= Try it =
Tally the lines in the entries below where the string "Shift" occurs. Reply with the total alone.
##### Exercise data #####
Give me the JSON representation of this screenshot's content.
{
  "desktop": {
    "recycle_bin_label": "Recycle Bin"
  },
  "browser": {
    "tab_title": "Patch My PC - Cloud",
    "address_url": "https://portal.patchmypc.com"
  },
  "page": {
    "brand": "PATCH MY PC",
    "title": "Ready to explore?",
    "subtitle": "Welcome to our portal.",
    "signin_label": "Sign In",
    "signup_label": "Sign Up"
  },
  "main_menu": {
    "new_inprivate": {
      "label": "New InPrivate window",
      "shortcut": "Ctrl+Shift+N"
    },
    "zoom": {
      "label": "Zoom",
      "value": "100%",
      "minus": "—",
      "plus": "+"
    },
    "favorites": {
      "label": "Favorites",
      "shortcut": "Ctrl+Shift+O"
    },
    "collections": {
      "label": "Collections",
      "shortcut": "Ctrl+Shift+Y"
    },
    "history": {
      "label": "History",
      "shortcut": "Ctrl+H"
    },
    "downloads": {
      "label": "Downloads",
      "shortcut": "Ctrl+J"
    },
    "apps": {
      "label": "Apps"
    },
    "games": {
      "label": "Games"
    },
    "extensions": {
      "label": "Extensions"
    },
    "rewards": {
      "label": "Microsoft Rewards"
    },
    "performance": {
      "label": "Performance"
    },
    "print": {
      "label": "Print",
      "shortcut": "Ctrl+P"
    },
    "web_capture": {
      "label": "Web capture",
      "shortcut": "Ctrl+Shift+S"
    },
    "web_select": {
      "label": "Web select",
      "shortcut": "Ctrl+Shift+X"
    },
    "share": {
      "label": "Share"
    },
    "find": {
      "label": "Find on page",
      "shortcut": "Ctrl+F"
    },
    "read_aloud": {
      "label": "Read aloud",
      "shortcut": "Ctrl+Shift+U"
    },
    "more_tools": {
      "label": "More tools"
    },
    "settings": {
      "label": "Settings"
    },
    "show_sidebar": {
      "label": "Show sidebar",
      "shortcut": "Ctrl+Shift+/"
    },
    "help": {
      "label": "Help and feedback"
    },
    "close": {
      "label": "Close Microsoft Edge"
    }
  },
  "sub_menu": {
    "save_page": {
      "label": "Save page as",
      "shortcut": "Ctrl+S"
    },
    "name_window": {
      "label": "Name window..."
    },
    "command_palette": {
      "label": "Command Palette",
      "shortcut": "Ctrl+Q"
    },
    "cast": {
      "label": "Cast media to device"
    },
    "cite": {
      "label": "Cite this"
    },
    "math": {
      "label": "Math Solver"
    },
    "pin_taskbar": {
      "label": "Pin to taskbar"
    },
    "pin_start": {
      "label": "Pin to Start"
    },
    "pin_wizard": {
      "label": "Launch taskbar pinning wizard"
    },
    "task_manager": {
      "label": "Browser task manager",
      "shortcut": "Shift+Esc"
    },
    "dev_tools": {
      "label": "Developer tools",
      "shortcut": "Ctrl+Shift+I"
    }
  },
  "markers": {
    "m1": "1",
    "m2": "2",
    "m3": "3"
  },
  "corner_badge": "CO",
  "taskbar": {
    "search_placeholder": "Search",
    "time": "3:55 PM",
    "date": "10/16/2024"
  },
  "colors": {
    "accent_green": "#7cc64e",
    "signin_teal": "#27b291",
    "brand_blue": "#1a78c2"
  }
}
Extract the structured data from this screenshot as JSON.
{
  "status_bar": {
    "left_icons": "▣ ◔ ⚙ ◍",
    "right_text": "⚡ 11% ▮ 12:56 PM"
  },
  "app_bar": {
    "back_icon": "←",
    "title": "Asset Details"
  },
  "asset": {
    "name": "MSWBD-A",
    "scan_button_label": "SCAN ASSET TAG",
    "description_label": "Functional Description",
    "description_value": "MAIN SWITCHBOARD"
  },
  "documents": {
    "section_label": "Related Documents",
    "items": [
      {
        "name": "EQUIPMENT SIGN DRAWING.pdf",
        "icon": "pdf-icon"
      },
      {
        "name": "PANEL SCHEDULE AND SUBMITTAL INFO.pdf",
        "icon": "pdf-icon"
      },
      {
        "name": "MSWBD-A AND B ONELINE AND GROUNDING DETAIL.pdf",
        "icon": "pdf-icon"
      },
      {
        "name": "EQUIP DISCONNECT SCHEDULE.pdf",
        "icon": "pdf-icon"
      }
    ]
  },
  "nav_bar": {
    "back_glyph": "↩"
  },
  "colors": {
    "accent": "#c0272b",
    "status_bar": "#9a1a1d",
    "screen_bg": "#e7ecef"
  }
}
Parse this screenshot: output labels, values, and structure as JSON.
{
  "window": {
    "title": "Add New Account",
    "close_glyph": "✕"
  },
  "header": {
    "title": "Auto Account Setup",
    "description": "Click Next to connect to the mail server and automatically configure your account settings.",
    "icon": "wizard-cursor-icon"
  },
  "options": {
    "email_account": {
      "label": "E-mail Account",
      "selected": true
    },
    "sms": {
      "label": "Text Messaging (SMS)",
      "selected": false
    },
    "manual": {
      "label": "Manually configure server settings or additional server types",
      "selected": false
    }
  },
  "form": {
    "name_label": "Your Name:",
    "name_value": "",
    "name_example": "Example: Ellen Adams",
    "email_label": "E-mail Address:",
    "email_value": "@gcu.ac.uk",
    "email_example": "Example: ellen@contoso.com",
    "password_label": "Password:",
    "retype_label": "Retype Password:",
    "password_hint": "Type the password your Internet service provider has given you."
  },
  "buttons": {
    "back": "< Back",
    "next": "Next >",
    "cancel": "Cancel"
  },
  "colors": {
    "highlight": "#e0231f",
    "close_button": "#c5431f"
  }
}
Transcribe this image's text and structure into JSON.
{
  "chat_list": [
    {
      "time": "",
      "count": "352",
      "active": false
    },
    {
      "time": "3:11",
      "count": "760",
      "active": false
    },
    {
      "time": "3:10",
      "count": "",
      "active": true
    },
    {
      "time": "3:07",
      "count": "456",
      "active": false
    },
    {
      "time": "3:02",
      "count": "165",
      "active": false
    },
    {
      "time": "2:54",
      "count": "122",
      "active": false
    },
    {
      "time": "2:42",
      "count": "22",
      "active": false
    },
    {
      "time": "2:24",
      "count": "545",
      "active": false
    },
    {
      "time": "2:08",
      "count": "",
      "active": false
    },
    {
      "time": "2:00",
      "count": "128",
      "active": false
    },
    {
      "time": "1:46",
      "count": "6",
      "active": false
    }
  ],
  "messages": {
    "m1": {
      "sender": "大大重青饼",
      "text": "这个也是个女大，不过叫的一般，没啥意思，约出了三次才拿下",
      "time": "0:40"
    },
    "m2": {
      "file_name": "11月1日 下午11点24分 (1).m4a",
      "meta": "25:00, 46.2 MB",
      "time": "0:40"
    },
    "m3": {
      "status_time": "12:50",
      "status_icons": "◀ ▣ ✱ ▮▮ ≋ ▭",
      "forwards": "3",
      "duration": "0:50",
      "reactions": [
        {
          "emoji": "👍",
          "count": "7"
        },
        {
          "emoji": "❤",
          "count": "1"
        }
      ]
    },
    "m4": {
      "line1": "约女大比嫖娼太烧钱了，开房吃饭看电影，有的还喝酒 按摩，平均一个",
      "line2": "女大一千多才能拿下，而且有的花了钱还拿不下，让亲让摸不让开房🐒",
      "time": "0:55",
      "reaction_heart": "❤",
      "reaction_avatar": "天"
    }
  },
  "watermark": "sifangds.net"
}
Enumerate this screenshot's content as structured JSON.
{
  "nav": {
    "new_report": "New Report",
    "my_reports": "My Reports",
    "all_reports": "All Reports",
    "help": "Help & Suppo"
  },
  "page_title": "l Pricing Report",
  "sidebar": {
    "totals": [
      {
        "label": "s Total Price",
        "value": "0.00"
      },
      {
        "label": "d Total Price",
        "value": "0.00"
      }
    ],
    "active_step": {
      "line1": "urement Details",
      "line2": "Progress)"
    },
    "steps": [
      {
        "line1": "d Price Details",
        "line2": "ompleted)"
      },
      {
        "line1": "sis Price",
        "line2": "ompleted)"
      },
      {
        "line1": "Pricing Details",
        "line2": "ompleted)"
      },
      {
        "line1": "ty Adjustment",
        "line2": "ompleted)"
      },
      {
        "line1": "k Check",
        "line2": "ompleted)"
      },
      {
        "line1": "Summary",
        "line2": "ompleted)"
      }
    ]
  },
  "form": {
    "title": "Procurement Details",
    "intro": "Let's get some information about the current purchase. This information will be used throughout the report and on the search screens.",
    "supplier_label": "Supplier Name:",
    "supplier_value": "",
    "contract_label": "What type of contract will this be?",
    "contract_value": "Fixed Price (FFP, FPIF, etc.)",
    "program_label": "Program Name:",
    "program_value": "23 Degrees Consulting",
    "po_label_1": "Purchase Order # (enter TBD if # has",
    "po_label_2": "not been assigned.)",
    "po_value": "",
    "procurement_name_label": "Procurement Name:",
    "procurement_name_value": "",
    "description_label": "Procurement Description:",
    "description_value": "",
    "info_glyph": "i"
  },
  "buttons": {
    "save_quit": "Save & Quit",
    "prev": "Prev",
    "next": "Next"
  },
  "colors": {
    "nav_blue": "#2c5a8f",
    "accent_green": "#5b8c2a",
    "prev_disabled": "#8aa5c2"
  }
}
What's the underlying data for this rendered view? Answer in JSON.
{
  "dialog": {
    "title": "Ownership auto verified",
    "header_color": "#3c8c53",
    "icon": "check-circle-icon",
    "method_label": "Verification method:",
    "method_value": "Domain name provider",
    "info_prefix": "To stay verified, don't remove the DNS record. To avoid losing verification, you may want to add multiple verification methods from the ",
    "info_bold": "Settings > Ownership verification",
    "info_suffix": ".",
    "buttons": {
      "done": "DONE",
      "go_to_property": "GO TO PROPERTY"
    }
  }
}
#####
= Response to this exercise =
9